An analysis of Bankrate.com’s Financial Security Index shows that 39% of young working adults in the U.S. say cash is their preferred way to invest money they won’t need for at least 10 years. That’s three times the number of people in the age group who picked the stock market, Bankrate.com says, despite the fact that the S&P 500 Index has posted strong gains over the past year. Most cash investment yields remain below 1%, the Bankrate.com report shows, implying Millennials who rely on cash investments could fall short on retirement income down the line.
The findings match other recent research suggesting Millennial employees and their Baby Boomer counterparts share a lot of common ground when it comes to keeping the risk level of their investments low (see “Millennial Investing Balancing Risk and Returns”). But whereas lower risk levels may be essential for Baby Boomers to protect accumulated wealth, younger workers could be playing it too safe.

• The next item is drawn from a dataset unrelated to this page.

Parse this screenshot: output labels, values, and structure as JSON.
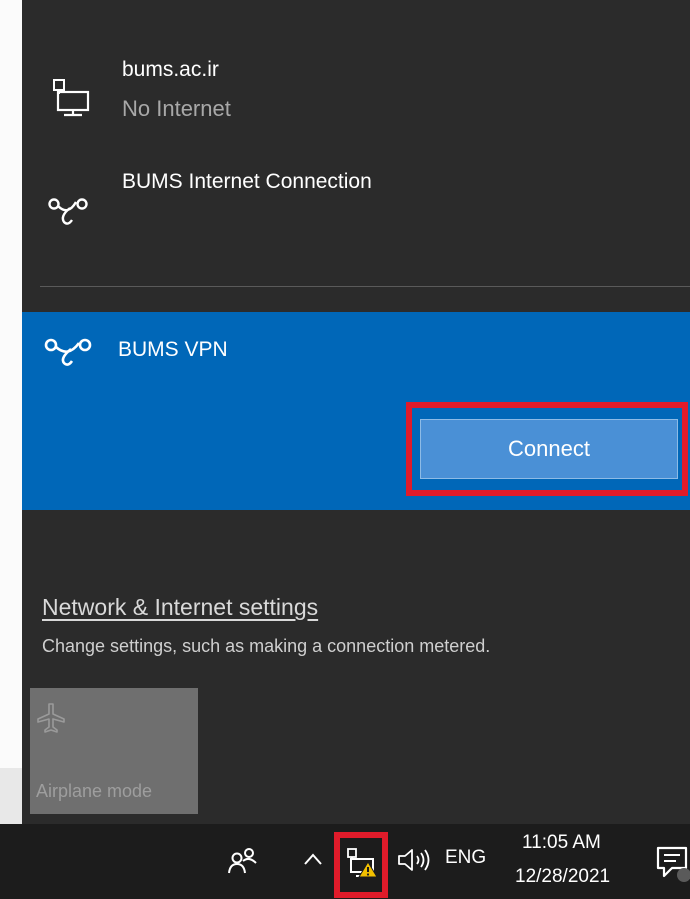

“The preference for cash and aversion to the stock market among young adults is very troubling considering this age group has the biggest retirement savings burden,” says Greg McBride, Bankrate.com’s chief financial analyst. “They won’t get [to retirement readiness] without being willing to assume a little short-term price risk in their long-term money.”
Overall, one in four Americans prefers cash investments for money that will not be needed for at least 10 years. Cash slightly edged out real estate (23%) for the top spot, while stocks came in third with 19% of the vote. Fourteen percent of Americans say they would invest in gold and other precious metals, and just five percent say they would choose bonds as a long-term investment.

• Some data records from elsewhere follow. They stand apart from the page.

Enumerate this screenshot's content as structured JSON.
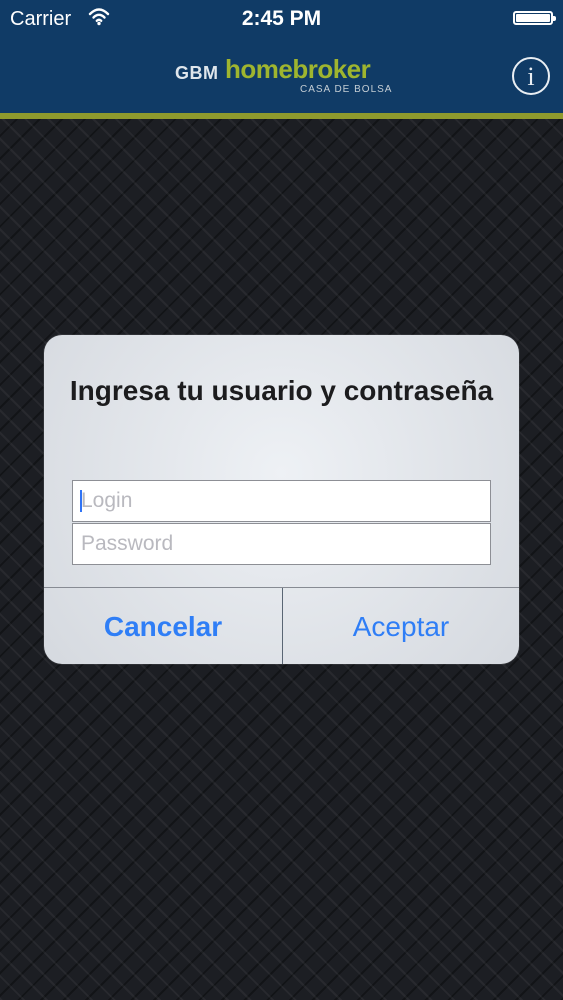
{
  "status_bar": {
    "carrier": "Carrier",
    "time": "2:45 PM",
    "icons": [
      "wifi-icon",
      "battery-icon"
    ]
  },
  "header": {
    "logo": {
      "prefix": "GBM",
      "main": "homebroker",
      "subtitle": "CASA DE BOLSA"
    },
    "info_icon": "info-icon",
    "colors": {
      "navbar": "#103b66",
      "accent_line": "#8f9a2d",
      "logo_green": "#9fb52f"
    }
  },
  "dialog": {
    "title": "Ingresa tu usuario y contraseña",
    "login_placeholder": "Login",
    "password_placeholder": "Password",
    "cancel_label": "Cancelar",
    "accept_label": "Aceptar",
    "button_color": "#2f7ef6"
  }
}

The Financial Security Index also shows that four of the five components of financial security assessed by Bankrate.com—job security, comfort level with debt, net worth and overall financial situation—have shown improvement compared to last year.
Savings continues to be a sore spot for most Americans, though. The Bankrate.com index shows those feeling “less comfortable” with their savings outnumber those feeling “more comfortable” by a two-to-one margin. While men believe that they have seen improvement in their financial security over the past year, women feel their financial security has deteriorated.
The Bankerate.com Financial Security Index can be viewed in full here.
— Matthew Miselis